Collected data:
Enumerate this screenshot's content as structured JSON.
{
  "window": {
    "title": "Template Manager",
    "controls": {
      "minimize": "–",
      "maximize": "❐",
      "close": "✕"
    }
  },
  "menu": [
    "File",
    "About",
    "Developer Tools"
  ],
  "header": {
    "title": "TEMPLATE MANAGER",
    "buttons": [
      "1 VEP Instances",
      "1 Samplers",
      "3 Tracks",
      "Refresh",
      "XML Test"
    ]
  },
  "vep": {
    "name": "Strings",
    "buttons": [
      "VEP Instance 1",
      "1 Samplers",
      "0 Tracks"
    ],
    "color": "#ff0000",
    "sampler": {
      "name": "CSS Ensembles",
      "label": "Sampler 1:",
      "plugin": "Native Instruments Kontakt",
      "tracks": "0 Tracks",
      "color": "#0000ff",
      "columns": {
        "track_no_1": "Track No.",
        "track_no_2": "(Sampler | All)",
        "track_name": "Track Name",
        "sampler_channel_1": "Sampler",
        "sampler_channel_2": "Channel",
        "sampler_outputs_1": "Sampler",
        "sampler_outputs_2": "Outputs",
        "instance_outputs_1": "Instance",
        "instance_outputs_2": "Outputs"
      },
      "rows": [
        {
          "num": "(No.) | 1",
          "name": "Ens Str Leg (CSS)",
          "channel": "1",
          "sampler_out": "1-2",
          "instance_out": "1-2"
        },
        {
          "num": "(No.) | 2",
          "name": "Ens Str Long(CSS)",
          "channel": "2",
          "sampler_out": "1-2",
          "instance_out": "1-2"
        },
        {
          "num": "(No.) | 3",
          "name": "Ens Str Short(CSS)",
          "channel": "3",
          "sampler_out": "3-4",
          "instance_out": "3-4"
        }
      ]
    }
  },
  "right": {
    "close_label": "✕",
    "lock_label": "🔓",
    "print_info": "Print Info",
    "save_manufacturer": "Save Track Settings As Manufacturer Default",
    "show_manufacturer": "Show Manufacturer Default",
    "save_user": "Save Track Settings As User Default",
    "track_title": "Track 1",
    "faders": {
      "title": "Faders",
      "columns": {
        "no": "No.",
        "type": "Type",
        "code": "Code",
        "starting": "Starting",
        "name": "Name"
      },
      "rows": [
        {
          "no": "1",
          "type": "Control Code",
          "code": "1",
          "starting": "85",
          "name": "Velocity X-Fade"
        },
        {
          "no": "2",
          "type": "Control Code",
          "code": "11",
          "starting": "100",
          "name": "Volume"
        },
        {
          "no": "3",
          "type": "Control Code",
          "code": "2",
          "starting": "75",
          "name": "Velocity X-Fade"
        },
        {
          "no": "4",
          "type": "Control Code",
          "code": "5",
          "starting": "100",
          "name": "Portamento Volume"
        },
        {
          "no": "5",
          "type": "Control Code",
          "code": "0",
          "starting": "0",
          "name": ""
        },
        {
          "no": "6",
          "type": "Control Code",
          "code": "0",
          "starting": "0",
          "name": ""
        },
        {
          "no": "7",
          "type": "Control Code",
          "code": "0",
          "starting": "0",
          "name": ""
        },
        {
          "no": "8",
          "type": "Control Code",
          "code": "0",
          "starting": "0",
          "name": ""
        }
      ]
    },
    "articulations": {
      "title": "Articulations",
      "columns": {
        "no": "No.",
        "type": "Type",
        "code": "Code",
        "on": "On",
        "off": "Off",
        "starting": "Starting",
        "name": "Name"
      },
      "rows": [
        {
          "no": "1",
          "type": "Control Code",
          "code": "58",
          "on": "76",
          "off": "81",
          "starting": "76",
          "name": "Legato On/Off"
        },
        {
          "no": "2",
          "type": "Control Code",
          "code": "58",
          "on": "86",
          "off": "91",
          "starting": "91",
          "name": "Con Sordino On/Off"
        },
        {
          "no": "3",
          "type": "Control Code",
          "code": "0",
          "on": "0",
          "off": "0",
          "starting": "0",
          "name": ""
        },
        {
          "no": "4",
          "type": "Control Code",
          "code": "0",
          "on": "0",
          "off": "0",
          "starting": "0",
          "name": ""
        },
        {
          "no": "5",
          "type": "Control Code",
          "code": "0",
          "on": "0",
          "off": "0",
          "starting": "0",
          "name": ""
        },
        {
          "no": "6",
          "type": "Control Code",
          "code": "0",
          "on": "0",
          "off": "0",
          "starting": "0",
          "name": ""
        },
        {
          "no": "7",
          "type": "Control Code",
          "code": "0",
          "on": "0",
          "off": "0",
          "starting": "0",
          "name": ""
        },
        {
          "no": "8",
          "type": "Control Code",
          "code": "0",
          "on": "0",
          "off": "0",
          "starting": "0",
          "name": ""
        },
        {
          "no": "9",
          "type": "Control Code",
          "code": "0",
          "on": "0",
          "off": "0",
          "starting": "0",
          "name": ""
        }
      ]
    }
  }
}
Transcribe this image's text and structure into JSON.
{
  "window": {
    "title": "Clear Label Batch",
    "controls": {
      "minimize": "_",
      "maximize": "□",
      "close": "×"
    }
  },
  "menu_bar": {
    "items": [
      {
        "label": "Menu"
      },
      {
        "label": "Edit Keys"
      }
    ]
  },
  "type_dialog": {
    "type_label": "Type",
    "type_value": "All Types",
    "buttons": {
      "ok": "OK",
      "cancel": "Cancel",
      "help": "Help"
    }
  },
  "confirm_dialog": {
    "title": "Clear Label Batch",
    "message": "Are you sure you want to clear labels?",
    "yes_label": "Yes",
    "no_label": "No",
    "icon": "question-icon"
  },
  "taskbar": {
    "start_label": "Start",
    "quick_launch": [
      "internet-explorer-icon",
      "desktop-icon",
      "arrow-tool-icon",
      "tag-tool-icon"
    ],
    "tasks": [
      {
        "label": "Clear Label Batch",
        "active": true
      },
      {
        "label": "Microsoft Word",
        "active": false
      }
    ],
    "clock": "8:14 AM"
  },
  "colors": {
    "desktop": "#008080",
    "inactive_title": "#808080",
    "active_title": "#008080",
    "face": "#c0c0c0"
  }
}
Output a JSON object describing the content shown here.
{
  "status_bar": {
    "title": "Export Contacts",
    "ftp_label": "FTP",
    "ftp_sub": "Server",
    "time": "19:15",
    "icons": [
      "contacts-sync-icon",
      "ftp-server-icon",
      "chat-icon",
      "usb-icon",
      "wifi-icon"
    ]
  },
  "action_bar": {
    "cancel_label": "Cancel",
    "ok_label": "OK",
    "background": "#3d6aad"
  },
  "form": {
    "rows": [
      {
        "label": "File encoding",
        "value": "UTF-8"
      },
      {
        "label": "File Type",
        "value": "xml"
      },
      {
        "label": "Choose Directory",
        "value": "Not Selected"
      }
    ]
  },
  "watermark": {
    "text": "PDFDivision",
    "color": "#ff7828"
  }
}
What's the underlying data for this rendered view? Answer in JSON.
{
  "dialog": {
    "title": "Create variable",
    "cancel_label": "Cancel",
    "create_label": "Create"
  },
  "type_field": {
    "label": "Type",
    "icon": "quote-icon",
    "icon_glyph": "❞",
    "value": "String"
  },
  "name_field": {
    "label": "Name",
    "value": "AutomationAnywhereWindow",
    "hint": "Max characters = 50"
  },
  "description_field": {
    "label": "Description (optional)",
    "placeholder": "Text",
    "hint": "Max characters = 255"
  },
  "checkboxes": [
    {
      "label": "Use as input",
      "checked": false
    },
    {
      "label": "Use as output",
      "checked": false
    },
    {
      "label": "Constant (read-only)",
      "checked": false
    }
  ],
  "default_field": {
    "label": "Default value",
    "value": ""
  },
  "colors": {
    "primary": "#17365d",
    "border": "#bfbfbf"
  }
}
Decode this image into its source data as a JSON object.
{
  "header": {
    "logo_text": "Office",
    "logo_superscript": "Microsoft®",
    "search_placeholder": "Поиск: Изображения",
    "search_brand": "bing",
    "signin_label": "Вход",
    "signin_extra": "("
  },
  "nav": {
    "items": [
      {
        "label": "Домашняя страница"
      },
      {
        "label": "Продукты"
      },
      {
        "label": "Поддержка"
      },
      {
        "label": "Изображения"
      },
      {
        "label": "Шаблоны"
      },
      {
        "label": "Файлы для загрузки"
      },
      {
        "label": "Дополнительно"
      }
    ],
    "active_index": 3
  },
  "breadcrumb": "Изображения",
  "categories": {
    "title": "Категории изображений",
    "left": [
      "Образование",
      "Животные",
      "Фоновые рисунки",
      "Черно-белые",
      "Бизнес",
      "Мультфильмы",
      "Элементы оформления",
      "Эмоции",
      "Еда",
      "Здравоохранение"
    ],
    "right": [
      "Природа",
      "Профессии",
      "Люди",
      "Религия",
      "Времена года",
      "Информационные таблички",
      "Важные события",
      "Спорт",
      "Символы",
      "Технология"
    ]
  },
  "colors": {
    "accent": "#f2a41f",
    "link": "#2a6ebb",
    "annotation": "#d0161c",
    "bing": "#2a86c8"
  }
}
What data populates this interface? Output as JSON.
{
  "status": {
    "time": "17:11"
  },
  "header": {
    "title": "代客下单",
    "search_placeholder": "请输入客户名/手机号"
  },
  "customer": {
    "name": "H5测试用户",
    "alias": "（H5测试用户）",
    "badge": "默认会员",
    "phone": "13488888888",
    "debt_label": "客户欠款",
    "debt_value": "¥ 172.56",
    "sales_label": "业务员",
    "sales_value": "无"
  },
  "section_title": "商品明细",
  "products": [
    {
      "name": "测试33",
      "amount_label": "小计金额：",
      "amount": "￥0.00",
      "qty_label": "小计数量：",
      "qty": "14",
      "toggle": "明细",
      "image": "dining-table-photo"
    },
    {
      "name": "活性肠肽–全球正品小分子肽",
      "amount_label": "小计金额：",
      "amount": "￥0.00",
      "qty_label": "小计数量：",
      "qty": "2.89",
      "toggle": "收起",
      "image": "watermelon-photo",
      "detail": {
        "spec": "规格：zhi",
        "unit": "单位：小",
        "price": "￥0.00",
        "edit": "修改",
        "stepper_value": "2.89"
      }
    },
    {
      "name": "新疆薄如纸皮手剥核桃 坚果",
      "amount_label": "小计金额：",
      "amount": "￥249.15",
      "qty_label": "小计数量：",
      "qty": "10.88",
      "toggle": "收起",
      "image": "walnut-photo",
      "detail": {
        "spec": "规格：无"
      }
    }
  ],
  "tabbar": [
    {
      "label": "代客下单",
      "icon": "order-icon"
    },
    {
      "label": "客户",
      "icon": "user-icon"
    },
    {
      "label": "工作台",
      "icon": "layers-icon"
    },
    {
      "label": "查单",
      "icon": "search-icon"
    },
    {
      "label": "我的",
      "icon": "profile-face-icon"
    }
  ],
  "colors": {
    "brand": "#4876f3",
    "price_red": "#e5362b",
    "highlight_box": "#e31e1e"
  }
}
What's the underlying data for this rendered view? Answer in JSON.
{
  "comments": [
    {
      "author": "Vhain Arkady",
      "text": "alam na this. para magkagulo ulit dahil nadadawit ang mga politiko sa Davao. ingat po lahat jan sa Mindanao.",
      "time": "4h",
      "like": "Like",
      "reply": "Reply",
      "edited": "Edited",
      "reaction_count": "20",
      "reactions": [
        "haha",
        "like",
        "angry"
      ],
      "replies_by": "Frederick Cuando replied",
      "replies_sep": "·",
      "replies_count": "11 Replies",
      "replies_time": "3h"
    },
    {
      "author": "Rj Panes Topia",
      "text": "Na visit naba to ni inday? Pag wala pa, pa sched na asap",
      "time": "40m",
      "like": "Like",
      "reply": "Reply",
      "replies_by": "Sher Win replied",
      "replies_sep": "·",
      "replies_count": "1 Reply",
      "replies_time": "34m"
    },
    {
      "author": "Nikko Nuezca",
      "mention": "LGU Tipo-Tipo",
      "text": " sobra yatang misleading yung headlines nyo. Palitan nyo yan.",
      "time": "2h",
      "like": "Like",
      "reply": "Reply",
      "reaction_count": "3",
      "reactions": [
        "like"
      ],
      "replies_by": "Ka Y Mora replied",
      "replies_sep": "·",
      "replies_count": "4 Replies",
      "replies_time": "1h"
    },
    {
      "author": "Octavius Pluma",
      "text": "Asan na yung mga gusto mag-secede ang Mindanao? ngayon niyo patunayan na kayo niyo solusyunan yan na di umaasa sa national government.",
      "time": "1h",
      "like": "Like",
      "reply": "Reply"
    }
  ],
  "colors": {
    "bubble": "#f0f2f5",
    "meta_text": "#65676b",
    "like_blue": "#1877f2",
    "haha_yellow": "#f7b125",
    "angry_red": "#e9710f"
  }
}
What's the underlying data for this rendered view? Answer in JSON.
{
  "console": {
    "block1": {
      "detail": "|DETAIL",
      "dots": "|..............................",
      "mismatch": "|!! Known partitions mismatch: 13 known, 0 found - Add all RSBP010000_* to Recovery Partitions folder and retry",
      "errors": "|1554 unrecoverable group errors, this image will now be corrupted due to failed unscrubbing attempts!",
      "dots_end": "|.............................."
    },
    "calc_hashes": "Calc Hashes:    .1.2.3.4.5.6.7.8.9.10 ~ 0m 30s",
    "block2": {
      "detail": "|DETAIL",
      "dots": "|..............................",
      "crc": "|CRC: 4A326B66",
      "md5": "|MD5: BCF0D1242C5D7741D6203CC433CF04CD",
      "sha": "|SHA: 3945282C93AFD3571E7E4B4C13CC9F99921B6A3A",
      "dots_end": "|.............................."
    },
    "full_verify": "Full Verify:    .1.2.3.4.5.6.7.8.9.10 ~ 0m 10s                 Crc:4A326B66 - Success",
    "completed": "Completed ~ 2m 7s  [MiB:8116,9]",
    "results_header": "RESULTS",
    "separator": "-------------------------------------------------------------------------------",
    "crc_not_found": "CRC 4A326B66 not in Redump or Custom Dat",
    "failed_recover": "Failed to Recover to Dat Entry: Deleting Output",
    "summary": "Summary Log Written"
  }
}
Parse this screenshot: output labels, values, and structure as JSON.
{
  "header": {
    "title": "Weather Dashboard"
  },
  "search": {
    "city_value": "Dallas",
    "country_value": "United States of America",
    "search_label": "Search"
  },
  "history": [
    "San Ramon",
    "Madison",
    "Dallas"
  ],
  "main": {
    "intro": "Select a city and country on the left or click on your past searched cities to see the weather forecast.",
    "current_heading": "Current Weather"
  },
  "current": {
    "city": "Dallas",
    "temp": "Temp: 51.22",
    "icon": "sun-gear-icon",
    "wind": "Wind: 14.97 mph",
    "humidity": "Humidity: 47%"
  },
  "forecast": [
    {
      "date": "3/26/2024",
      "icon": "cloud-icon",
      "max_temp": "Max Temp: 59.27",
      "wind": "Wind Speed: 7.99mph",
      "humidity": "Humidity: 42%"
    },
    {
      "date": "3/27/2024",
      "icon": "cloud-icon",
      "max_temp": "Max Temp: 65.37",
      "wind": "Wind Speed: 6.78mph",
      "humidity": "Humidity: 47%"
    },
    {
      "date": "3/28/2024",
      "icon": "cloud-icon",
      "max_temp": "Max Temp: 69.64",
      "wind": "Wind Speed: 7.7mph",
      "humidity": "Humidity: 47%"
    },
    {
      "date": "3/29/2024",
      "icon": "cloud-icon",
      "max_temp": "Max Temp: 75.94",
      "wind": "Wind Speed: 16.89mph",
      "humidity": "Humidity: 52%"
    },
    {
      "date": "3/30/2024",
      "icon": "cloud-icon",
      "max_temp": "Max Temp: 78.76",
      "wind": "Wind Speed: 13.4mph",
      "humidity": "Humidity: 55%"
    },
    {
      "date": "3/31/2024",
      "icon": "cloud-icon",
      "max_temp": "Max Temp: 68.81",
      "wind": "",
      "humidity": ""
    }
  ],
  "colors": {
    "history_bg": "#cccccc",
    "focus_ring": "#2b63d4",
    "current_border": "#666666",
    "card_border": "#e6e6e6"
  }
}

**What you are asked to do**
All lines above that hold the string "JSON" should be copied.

**Answer area**
Enumerate this screenshot's content as structured JSON.
Transcribe this image's text and structure into JSON.
Output a JSON object describing the content shown here.
What's the underlying data for this rendered view? Answer in JSON.
Decode this image into its source data as a JSON object.
What data populates this interface? Output as JSON.
What's the underlying data for this rendered view? Answer in JSON.
What's the underlying data for this rendered view? Answer in JSON.
Parse this screenshot: output labels, values, and structure as JSON.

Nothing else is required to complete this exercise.